ASIN says the report contributes to a more complete picture of student finances in relation to the different student support systems of the Nordic countries.

Finland figures questioned

Esa Hämäläinen, director of administration at the University of Helsinki in Finland, told University World News that the statistics for Finland do not reflect the fact that, although in 2017 there was a change in the student aid and support system – and the support for living costs was moved from the student aid strand to general living support – the students do still get this support.

The loan in Finland is €650 (US$726) per month and the grant is €250 per month. In addition, students are entitled to aid for housing costs, which varies from town to town and is dependent on the rent. Typically, for a student living in a student house it could be around €150 to €200 per month.

“It seems that the comparison does not recognise this,” he said.

"In general, the low student aid and high proportion of loan has been a big issue in Finland. Overall, students would rather work part-time than take the loan. Now, with low interest rates we are witnessing a change taking place and the proportion of students taking a loan is increasing, but it does not change the bigger picture.”

However, he conceded that student aid has not been inflation-protected for decades – this means that the money received has over the years “decreased” in value as purchasing power has gone down.

Call for reform

Stina Vrang Elias, director of the Danish think-tank DEA, has repeatedly called for a re-orientation of the way Danish SU (the state educational grants and loans scheme) is demanding growing public funding.

“If the government wants to cut funding in higher education, it has a better option on its hands than heavy cuts to the budgets of universities. Today, we use as much money on student financing as we use in total investments in the higher education sector, DKK14.7 billion versus DKK14.8 billion. In the period 2006 to 2016 the SU grant costs increased from DKK8.7 billion to DKK15 billion.”

It remains to be seen if the new government led by the Social Democratic Party will look to reform the Danish SU system.

University World News addressed this question to Akademikerne – the Danish Confederation of Professional Associations – whose Chief Adviser Birgit Bangskjær said: “The new comparison study of the Nordic countries looks very interesting, but for the Danish debate on whether or not to reform the student support system, the effect on social mobility in education is crucial.”

“The former Liberale Venstre government failed twice to reform the student support system, because of the broad public as well as political concern that reform would have a negative impact on social mobility in education. The concern is real as evidence shows that Danish student support has had, and does have, a positive impact on social mobility in education.”

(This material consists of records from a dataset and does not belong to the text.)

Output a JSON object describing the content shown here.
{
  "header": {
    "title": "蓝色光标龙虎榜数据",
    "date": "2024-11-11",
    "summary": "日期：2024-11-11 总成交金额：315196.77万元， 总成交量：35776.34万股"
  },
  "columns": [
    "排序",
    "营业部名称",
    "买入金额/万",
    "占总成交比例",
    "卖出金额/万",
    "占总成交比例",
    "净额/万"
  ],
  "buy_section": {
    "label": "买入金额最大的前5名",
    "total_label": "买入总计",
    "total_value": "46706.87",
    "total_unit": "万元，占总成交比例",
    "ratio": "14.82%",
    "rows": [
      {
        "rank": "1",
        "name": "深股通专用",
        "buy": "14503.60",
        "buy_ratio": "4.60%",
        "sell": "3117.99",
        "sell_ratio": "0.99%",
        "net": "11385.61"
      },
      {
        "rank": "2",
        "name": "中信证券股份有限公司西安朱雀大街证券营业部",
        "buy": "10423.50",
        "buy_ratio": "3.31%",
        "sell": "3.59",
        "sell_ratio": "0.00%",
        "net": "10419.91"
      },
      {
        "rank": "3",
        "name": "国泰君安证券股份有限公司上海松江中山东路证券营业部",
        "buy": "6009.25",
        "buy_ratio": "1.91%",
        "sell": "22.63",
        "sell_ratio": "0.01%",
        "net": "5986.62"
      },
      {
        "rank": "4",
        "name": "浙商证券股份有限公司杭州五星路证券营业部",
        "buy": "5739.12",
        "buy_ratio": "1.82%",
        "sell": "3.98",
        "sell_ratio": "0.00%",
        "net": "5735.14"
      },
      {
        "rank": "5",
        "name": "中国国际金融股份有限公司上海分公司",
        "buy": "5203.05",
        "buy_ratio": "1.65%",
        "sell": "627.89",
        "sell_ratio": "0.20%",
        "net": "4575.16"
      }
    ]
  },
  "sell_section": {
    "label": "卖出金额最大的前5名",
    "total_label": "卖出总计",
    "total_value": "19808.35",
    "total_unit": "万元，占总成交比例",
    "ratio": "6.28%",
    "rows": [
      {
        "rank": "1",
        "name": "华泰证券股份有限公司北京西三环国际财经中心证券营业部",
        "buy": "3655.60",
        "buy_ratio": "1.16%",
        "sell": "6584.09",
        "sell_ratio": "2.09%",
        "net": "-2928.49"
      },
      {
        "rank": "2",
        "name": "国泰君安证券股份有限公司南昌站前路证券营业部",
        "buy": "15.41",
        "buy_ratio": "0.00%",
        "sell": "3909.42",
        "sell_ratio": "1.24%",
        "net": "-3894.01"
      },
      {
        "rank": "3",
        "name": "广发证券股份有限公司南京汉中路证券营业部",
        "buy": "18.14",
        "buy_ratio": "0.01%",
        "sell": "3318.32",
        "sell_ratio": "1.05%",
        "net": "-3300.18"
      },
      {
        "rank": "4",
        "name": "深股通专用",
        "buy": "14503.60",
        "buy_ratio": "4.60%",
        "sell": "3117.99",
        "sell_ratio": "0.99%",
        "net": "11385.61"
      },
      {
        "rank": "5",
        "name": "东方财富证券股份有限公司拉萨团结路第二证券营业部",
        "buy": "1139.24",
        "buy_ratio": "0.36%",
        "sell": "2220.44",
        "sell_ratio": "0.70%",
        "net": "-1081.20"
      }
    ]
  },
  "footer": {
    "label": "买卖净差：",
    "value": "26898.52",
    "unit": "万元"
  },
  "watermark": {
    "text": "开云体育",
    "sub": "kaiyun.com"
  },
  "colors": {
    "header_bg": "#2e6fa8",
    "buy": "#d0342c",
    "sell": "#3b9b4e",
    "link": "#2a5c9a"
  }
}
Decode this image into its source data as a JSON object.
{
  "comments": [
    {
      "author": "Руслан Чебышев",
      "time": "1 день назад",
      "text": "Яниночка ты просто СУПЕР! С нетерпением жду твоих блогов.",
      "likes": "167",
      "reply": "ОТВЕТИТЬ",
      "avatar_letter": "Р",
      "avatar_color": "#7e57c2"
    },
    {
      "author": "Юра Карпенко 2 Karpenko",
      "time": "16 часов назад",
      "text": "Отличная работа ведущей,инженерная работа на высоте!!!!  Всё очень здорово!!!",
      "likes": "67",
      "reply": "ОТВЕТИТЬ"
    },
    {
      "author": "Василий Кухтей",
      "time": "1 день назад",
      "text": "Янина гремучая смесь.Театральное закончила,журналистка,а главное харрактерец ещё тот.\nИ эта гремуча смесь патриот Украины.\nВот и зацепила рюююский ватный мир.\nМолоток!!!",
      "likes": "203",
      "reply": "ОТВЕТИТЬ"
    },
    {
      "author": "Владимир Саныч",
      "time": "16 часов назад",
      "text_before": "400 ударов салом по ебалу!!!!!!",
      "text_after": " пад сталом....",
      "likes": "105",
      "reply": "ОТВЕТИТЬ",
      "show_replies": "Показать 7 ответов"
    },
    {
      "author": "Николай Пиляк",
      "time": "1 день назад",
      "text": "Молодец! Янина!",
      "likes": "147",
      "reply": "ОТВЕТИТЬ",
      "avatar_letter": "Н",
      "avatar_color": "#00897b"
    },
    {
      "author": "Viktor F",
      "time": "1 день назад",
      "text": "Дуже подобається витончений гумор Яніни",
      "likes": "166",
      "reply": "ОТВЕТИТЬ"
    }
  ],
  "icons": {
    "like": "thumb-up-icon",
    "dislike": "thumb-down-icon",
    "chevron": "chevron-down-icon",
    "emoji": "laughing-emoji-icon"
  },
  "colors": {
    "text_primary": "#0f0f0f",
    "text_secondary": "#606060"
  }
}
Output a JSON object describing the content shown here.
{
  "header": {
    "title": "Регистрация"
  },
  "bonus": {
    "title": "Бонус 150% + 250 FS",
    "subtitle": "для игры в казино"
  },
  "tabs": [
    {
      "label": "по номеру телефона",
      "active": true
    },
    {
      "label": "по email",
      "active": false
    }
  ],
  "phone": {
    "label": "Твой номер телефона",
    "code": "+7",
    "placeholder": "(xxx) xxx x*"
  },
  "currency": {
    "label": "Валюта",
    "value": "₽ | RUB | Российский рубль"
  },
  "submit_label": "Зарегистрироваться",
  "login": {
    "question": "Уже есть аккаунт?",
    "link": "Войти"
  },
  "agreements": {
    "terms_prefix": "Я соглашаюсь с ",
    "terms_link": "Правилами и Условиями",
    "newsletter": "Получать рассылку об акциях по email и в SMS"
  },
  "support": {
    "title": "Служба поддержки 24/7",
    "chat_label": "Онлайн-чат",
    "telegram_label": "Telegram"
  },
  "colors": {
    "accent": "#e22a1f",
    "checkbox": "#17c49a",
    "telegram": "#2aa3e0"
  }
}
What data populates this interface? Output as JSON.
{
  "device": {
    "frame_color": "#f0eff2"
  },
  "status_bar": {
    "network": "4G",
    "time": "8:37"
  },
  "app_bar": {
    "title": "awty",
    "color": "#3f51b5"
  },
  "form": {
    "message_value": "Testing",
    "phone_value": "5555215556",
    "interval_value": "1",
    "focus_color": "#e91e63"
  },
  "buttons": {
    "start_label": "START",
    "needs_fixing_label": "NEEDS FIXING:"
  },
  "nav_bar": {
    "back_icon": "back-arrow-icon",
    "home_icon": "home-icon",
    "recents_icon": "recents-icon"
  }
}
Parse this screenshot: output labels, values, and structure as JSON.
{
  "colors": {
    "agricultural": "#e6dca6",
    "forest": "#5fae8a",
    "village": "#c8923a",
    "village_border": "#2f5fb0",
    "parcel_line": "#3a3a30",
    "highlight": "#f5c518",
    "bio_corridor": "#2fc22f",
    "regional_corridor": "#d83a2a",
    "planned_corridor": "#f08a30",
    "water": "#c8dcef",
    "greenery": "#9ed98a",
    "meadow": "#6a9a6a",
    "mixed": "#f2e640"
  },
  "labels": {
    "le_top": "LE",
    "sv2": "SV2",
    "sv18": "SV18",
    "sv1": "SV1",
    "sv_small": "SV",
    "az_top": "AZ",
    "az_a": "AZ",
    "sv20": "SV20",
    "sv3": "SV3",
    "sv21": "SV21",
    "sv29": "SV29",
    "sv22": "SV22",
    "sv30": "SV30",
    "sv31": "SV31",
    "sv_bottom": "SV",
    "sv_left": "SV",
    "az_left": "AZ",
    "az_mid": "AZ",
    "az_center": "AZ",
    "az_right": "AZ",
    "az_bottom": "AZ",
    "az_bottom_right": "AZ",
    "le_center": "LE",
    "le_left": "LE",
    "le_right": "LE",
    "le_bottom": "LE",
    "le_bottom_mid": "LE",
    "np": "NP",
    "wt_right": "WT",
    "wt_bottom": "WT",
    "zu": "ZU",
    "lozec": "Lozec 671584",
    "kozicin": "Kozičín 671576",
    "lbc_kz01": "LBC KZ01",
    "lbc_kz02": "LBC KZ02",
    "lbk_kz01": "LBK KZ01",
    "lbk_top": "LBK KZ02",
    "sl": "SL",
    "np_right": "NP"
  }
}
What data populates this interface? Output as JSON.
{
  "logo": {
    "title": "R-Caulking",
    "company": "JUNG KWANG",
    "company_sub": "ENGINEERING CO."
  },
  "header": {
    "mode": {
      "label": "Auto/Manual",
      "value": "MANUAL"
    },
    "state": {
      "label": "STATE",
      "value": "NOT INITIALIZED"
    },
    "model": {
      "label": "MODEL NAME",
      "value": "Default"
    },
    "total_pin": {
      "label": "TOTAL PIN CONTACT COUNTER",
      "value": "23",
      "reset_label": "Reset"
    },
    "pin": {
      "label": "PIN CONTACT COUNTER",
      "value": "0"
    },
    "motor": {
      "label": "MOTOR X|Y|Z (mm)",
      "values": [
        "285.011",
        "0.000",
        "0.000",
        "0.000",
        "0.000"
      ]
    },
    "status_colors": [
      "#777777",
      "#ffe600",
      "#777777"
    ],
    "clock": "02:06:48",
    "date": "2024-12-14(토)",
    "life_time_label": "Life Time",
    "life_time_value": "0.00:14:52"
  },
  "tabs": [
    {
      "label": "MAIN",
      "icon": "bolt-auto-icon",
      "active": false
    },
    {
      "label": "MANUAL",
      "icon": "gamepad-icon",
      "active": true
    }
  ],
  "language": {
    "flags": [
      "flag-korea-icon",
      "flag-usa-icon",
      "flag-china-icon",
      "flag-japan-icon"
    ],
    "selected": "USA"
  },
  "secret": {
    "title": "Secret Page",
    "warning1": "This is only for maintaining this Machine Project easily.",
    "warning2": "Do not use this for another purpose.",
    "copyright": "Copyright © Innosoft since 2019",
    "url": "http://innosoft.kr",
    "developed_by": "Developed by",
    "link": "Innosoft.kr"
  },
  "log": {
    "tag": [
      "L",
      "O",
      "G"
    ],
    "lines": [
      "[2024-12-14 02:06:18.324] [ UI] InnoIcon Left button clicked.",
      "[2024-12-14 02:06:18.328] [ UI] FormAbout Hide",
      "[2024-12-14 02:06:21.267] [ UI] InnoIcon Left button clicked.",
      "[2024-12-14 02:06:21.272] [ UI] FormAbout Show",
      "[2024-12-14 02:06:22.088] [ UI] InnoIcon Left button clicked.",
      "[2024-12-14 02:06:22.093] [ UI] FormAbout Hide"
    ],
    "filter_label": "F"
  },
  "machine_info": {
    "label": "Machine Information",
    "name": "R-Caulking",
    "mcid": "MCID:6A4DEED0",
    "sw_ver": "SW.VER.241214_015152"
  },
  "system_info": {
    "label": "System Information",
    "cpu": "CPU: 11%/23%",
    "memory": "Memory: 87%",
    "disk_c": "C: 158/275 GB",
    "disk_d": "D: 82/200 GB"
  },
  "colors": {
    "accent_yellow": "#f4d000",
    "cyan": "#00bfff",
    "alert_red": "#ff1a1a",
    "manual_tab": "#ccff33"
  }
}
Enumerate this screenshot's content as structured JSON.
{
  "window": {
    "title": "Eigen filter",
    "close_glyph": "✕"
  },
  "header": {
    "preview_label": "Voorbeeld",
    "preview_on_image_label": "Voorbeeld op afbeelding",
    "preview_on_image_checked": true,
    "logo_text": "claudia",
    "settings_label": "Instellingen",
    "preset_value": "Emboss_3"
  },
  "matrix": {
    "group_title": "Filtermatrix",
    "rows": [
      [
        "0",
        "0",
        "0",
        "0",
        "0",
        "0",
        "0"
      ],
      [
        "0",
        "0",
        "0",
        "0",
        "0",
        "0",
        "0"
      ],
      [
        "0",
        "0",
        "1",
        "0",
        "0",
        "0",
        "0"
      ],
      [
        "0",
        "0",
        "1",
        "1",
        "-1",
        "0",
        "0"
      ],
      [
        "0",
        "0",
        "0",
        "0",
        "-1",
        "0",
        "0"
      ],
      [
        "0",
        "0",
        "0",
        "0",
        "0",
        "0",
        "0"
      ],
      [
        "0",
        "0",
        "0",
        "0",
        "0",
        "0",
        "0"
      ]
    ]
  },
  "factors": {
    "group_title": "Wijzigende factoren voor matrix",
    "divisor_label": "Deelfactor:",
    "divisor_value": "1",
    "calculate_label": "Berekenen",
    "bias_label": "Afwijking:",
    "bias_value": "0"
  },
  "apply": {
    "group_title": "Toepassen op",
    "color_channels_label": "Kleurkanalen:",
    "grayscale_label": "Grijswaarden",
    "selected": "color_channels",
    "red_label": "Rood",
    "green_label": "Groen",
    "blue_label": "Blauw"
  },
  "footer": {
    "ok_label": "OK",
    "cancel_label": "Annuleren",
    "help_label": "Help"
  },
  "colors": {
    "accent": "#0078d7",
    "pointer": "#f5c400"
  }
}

*Åland is a self-governed group of islands between Sweden and Finland that is included in Nordic higher education cooperation.